Robots.txt is a request, not a technical measure
No browser currently uses robots.txt as a method preventing ordinary users from accessing web pages. It is only there to ask *robots* not to visit certain pages.
Equally, there is as far as I'm aware not even any *ability* for the end-user of archive.org to look up the robots.txt file, and certainly no compulsion on them to do so.
It might have been more plausible if the site owners had tried to sue archive.org for ignoring the robots.txt when they originally crawled the site (though I suspect the fault was probably the host site failing to deliver the robots.txt when requested). But to even consider sueing an archive.org end user for accessing public domain material is ridiculous in the extreme and the very strongly suggests the action of a drowning man clutching a straw.
However, robots.txt is surely just a recommendation followed by many but not all robots, and is not a technical measure. If I put a number of different coloured notices on a board and another notice which say s "please do not read any yellow notices" then that is surely just a request, not a technical measure. Because there is absolutely nothing technical that is *stopping* me from reading the yellow notices. If on the other hand, I had distinguished the yellow notices by putting them into sealed envelopes, that might indeed be viewed as a proper technical measure.

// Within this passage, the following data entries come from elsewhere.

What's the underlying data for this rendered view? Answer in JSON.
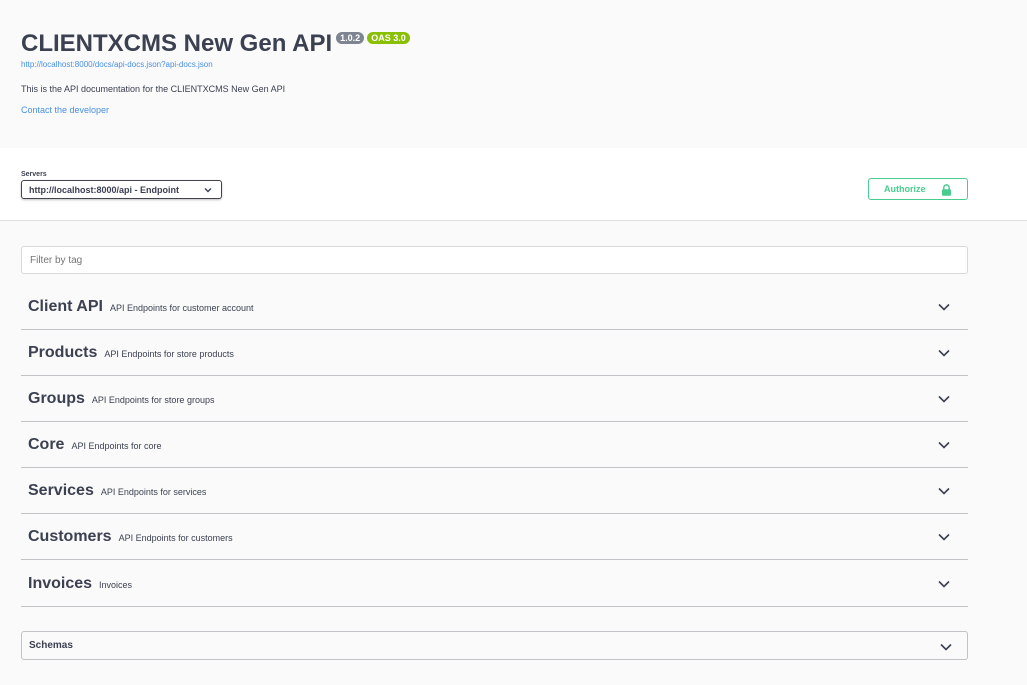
{
  "info": {
    "title": "CLIENTXCMS New Gen API",
    "version_badge": "1.0.2",
    "oas_badge": "OAS 3.0",
    "spec_url": "http://localhost:8000/docs/api-docs.json?api-docs.json",
    "description": "This is the API documentation for the CLIENTXCMS New Gen API",
    "contact_label": "Contact the developer"
  },
  "servers": {
    "label": "Servers",
    "selected": "http://localhost:8000/api - Endpoint"
  },
  "authorize": {
    "label": "Authorize",
    "color": "#49cc90"
  },
  "filter": {
    "placeholder": "Filter by tag",
    "value": ""
  },
  "tags": [
    {
      "name": "Client API",
      "description": "API Endpoints for customer account"
    },
    {
      "name": "Products",
      "description": "API Endpoints for store products"
    },
    {
      "name": "Groups",
      "description": "API Endpoints for store groups"
    },
    {
      "name": "Core",
      "description": "API Endpoints for core"
    },
    {
      "name": "Services",
      "description": "API Endpoints for services"
    },
    {
      "name": "Customers",
      "description": "API Endpoints for customers"
    },
    {
      "name": "Invoices",
      "description": "Invoices"
    }
  ],
  "schemas": {
    "label": "Schemas"
  },
  "colors": {
    "link": "#4990e2",
    "text": "#3b4151",
    "version_badge": "#7d8492",
    "oas_badge": "#89bf04"
  }
}
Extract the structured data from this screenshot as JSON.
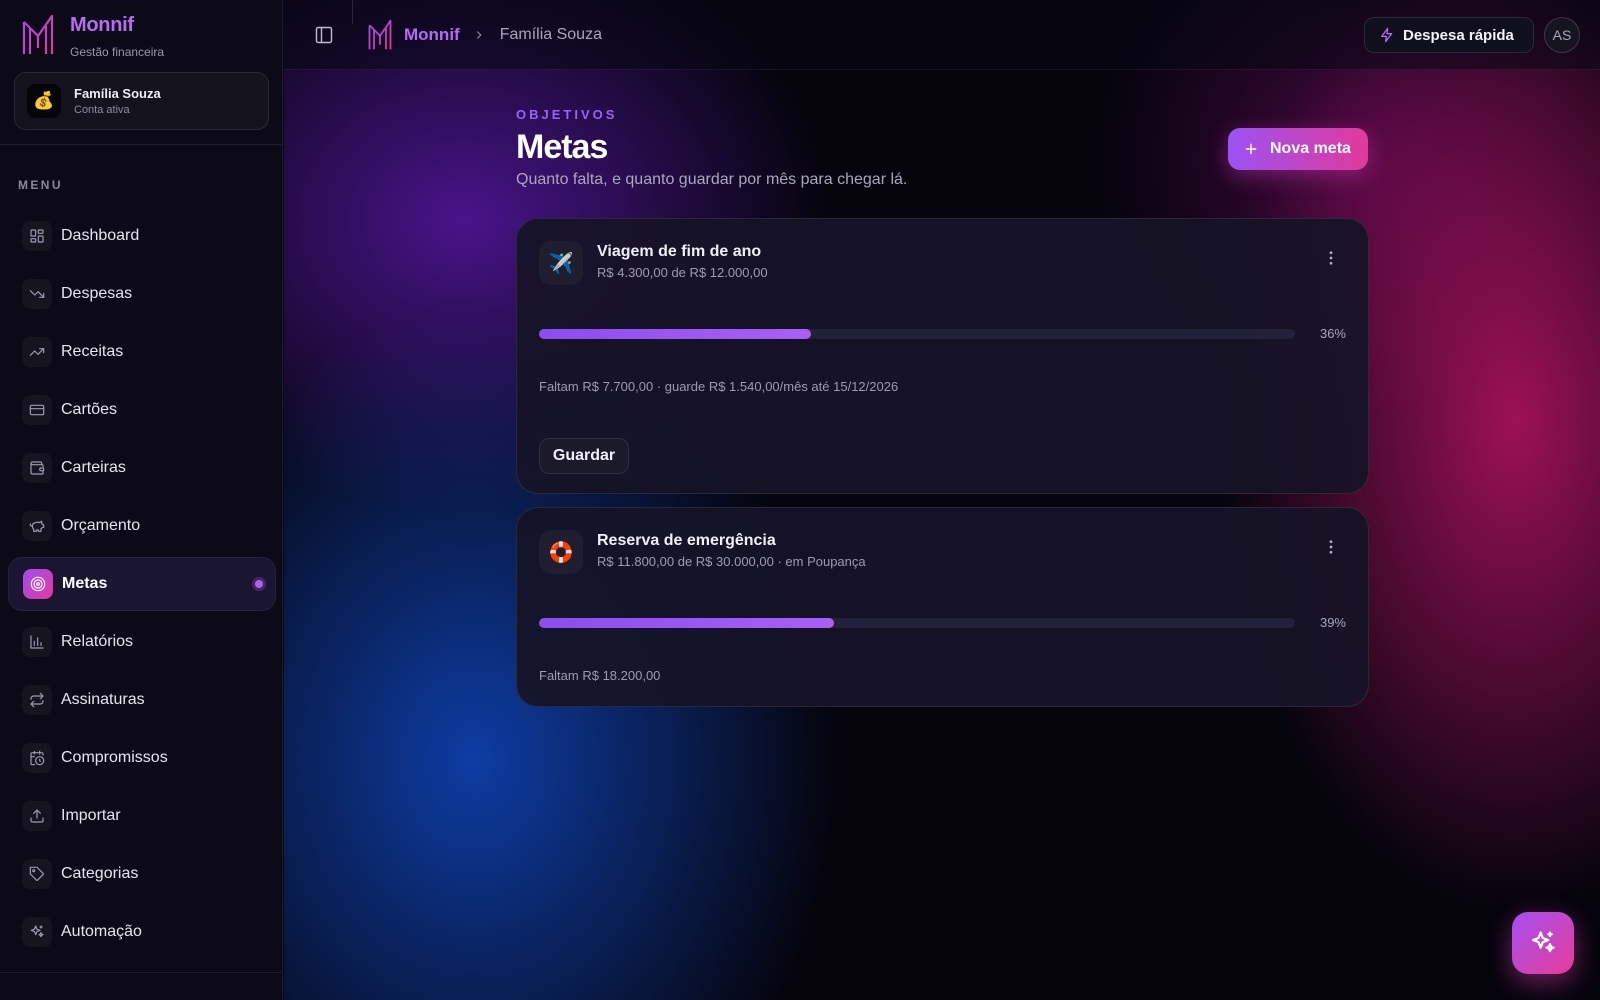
{
  "brand": {
    "name": "Monnif",
    "tagline": "Gestão financeira"
  },
  "account": {
    "icon": "💰",
    "name": "Família Souza",
    "status": "Conta ativa"
  },
  "sidebar": {
    "menu_label": "MENU",
    "items": [
      {
        "label": "Dashboard",
        "icon": "dashboard-icon"
      },
      {
        "label": "Despesas",
        "icon": "trending-down-icon"
      },
      {
        "label": "Receitas",
        "icon": "trending-up-icon"
      },
      {
        "label": "Cartões",
        "icon": "credit-card-icon"
      },
      {
        "label": "Carteiras",
        "icon": "wallet-icon"
      },
      {
        "label": "Orçamento",
        "icon": "piggy-bank-icon"
      },
      {
        "label": "Metas",
        "icon": "target-icon",
        "active": true
      },
      {
        "label": "Relatórios",
        "icon": "bar-chart-icon"
      },
      {
        "label": "Assinaturas",
        "icon": "repeat-icon"
      },
      {
        "label": "Compromissos",
        "icon": "calendar-clock-icon"
      },
      {
        "label": "Importar",
        "icon": "upload-icon"
      },
      {
        "label": "Categorias",
        "icon": "tag-icon"
      },
      {
        "label": "Automação",
        "icon": "sparkles-icon"
      }
    ]
  },
  "topbar": {
    "breadcrumb_brand": "Monnif",
    "breadcrumb_current": "Família Souza",
    "quick_expense_label": "Despesa rápida",
    "avatar_initials": "AS"
  },
  "page": {
    "eyebrow": "OBJETIVOS",
    "title": "Metas",
    "subtitle": "Quanto falta, e quanto guardar por mês para chegar lá.",
    "new_goal_label": "Nova meta"
  },
  "goals": [
    {
      "icon": "✈️",
      "name": "Viagem de fim de ano",
      "amount": "R$ 4.300,00 de R$ 12.000,00",
      "progress": 0.36,
      "percent_label": "36%",
      "note": "Faltam R$ 7.700,00 · guarde R$ 1.540,00/mês até 15/12/2026",
      "action_label": "Guardar"
    },
    {
      "icon": "🛟",
      "name": "Reserva de emergência",
      "amount": "R$ 11.800,00 de R$ 30.000,00 · em Poupança",
      "progress": 0.39,
      "percent_label": "39%",
      "note": "Faltam R$ 18.200,00"
    }
  ],
  "colors": {
    "accent_purple": "#9a52f2",
    "accent_pink": "#e23a9c",
    "progress": "#8c4cf0"
  }
}
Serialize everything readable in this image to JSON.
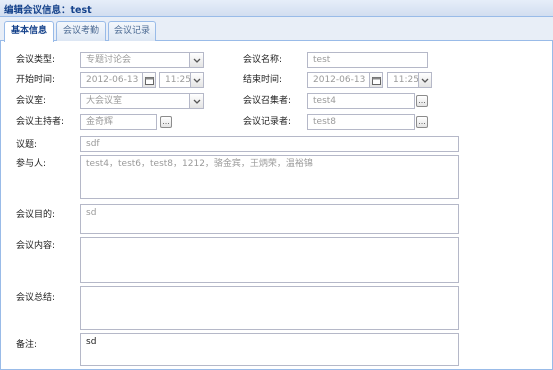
{
  "window": {
    "title": "编辑会议信息：test"
  },
  "tabs": [
    {
      "label": "基本信息"
    },
    {
      "label": "会议考勤"
    },
    {
      "label": "会议记录"
    }
  ],
  "form": {
    "meeting_type": {
      "label": "会议类型:",
      "value": "专题讨论会"
    },
    "meeting_name": {
      "label": "会议名称:",
      "value": "test"
    },
    "start_time": {
      "label": "开始时间:",
      "date": "2012-06-13",
      "time": "11:25"
    },
    "end_time": {
      "label": "结束时间:",
      "date": "2012-06-13",
      "time": "11:25"
    },
    "meeting_room": {
      "label": "会议室:",
      "value": "大会议室"
    },
    "convener": {
      "label": "会议召集者:",
      "value": "test4"
    },
    "host": {
      "label": "会议主持者:",
      "value": "金奇辉"
    },
    "recorder": {
      "label": "会议记录者:",
      "value": "test8"
    },
    "topic": {
      "label": "议题:",
      "value": "sdf"
    },
    "participants": {
      "label": "参与人:",
      "value": "test4，test6，test8，1212，骆金宾，王炳荣，温裕锦"
    },
    "purpose": {
      "label": "会议目的:",
      "value": "sd"
    },
    "content": {
      "label": "会议内容:",
      "value": ""
    },
    "summary": {
      "label": "会议总结:",
      "value": ""
    },
    "remarks": {
      "label": "备注:",
      "value": "sd"
    }
  },
  "buttons": {
    "lookup": "..."
  },
  "icons": {
    "dropdown": "chevron-down-icon",
    "calendar": "calendar-icon"
  },
  "colors": {
    "header_text": "#15428b",
    "border": "#99bbe8",
    "field_border": "#b5b8c8"
  }
}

As I see it, robots.txt is only a "please do not read" notice, and if you really don't want people seeing your pages you ought to use a proper technical measure (such as password protection) rather than merely putting a "please do not read" notice on the site.